Your objective: If a line in the records below holds the word "course", copy it.

Stored dataset items:
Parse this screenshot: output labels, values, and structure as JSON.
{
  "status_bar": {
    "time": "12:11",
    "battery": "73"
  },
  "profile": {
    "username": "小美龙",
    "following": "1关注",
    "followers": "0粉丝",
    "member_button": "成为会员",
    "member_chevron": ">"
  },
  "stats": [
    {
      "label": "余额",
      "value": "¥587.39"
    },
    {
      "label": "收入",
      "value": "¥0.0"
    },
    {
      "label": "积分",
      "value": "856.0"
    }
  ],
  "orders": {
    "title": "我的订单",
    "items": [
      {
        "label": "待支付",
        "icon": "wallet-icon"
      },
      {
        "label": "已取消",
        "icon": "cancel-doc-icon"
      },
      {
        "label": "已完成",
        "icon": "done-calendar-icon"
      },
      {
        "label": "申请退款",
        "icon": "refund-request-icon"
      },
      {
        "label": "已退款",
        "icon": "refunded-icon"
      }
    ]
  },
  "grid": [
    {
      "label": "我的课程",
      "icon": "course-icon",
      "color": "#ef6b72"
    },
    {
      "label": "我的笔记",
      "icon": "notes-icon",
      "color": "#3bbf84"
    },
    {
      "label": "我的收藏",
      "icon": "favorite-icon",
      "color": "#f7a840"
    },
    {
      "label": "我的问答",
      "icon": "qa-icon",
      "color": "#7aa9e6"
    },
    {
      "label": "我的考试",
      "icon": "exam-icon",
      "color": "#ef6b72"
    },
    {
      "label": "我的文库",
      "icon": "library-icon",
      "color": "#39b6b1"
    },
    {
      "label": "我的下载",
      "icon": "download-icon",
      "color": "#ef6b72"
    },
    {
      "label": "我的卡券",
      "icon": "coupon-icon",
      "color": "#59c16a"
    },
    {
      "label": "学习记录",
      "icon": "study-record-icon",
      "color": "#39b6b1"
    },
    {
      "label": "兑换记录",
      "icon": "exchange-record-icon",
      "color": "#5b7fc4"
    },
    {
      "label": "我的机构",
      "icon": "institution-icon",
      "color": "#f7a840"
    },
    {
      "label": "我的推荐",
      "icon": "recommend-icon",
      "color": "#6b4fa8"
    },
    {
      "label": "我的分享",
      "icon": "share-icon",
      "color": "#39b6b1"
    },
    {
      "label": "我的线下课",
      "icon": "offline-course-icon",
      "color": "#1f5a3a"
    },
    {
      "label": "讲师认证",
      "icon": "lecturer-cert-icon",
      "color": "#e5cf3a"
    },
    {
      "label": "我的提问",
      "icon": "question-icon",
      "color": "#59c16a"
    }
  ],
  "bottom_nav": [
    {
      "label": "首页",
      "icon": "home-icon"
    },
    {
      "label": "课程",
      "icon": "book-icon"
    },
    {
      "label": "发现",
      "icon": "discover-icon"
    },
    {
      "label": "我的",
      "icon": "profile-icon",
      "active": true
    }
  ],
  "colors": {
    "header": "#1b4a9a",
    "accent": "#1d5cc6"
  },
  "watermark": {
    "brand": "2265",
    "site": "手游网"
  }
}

Answer box:
      "icon": "course-icon",
      "icon": "offline-course-icon",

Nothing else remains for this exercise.